(Dataset rows describing interfaces)
+ + + + + + +
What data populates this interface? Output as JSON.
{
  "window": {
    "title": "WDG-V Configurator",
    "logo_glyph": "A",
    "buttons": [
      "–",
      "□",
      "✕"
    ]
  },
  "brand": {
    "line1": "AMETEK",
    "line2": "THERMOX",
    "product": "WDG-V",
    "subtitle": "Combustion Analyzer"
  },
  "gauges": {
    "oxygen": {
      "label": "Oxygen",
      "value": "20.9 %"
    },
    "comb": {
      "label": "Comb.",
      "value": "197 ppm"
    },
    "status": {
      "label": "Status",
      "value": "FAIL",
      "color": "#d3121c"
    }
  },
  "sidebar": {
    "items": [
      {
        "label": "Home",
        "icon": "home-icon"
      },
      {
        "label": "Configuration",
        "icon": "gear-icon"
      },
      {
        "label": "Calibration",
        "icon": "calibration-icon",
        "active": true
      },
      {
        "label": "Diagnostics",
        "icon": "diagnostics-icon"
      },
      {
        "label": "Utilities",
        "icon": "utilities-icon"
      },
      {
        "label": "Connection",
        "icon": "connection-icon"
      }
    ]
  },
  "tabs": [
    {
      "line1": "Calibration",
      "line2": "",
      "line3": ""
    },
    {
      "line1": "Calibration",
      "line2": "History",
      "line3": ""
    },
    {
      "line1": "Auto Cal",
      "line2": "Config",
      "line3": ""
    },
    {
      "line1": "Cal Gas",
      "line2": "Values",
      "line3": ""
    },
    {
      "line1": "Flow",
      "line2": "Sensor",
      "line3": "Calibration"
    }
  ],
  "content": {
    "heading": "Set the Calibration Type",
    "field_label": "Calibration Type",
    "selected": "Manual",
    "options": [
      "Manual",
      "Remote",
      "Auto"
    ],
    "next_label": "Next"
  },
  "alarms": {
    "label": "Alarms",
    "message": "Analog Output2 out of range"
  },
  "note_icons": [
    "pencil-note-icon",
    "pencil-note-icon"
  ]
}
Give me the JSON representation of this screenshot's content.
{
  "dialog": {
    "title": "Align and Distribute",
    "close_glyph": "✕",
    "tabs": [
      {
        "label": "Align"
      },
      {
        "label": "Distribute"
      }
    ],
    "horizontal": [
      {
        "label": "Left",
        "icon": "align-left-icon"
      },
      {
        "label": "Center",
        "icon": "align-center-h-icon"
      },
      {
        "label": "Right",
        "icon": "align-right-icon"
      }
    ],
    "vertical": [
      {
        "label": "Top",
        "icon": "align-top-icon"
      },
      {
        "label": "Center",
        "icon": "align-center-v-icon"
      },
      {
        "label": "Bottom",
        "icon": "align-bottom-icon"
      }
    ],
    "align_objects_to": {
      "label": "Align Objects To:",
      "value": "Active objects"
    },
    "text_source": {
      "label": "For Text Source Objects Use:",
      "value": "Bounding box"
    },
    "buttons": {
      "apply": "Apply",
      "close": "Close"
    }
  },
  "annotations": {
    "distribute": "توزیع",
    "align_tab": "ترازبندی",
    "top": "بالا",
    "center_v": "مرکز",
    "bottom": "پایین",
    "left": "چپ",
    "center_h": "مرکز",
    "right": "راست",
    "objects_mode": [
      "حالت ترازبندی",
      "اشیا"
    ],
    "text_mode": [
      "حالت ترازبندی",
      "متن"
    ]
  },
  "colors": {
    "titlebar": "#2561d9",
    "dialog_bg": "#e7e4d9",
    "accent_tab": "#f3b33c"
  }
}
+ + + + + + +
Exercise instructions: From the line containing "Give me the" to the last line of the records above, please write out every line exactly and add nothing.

Finished task:
Give me the JSON representation of this screenshot's content.
{
  "dialog": {
    "title": "Align and Distribute",
    "close_glyph": "✕",
    "tabs": [
      {
        "label": "Align"
      },
      {
        "label": "Distribute"
      }
    ],
    "horizontal": [
      {
        "label": "Left",
        "icon": "align-left-icon"
      },
      {
        "label": "Center",
        "icon": "align-center-h-icon"
      },
      {
        "label": "Right",
        "icon": "align-right-icon"
      }
    ],
    "vertical": [
      {
        "label": "Top",
        "icon": "align-top-icon"
      },
      {
        "label": "Center",
        "icon": "align-center-v-icon"
      },
      {
        "label": "Bottom",
        "icon": "align-bottom-icon"
      }
    ],
    "align_objects_to": {
      "label": "Align Objects To:",
      "value": "Active objects"
    },
    "text_source": {
      "label": "For Text Source Objects Use:",
      "value": "Bounding box"
    },
    "buttons": {
      "apply": "Apply",
      "close": "Close"
    }
  },
  "annotations": {
    "distribute": "توزیع",
    "align_tab": "ترازبندی",
    "top": "بالا",
    "center_v": "مرکز",
    "bottom": "پایین",
    "left": "چپ",
    "center_h": "مرکز",
    "right": "راست",
    "objects_mode": [
      "حالت ترازبندی",
      "اشیا"
    ],
    "text_mode": [
      "حالت ترازبندی",
      "متن"
    ]
  },
  "colors": {
    "titlebar": "#2561d9",
    "dialog_bg": "#e7e4d9",
    "accent_tab": "#f3b33c"
  }
}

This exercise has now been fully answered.